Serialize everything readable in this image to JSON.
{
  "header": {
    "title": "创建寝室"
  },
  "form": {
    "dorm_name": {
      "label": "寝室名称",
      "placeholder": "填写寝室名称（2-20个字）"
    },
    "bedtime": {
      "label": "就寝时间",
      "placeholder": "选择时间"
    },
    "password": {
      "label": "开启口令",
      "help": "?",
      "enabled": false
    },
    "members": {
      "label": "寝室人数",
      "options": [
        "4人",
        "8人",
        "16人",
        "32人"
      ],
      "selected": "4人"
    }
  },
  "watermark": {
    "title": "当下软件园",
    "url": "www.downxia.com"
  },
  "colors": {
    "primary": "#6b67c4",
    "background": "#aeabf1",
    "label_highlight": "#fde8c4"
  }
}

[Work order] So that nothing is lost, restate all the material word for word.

[Answer for this exercise]
Serialize everything readable in this image to JSON.
{
  "header": {
    "title": "创建寝室"
  },
  "form": {
    "dorm_name": {
      "label": "寝室名称",
      "placeholder": "填写寝室名称（2-20个字）"
    },
    "bedtime": {
      "label": "就寝时间",
      "placeholder": "选择时间"
    },
    "password": {
      "label": "开启口令",
      "help": "?",
      "enabled": false
    },
    "members": {
      "label": "寝室人数",
      "options": [
        "4人",
        "8人",
        "16人",
        "32人"
      ],
      "selected": "4人"
    }
  },
  "watermark": {
    "title": "当下软件园",
    "url": "www.downxia.com"
  },
  "colors": {
    "primary": "#6b67c4",
    "background": "#aeabf1",
    "label_highlight": "#fde8c4"
  }
}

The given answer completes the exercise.